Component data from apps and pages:

■ ■ ■

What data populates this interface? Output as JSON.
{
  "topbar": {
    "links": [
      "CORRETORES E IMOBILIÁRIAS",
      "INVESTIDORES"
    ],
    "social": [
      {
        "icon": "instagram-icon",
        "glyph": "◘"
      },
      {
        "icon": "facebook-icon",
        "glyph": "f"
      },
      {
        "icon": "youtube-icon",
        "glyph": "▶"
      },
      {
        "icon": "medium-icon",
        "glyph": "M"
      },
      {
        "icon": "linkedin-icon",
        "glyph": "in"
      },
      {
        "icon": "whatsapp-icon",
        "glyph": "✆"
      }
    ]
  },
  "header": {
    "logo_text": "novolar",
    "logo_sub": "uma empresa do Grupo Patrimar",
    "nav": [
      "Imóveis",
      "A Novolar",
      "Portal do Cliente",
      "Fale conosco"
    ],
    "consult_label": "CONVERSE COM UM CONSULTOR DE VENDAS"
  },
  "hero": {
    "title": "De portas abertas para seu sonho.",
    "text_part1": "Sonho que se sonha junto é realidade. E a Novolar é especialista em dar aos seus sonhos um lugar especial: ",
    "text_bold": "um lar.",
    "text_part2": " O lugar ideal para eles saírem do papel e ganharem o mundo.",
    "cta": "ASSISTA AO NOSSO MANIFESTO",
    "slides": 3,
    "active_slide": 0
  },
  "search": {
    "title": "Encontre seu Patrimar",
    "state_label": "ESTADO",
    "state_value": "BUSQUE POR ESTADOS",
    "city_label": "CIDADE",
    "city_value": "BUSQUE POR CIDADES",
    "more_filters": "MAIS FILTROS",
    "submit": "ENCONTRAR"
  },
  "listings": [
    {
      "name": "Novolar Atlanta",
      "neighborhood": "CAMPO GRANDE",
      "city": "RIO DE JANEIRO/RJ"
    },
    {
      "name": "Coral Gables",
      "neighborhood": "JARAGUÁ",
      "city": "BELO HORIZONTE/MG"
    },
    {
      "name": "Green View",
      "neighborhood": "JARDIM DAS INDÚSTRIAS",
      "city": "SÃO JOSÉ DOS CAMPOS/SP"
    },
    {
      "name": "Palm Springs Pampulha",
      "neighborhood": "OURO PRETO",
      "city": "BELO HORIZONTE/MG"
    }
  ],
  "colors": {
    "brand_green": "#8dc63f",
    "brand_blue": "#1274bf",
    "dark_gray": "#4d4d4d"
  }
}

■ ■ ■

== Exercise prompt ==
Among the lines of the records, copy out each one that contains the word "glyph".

== Result below ==
        "glyph": "◘"
        "glyph": "f"
        "glyph": "▶"
        "glyph": "M"
        "glyph": "in"
        "glyph": "✆"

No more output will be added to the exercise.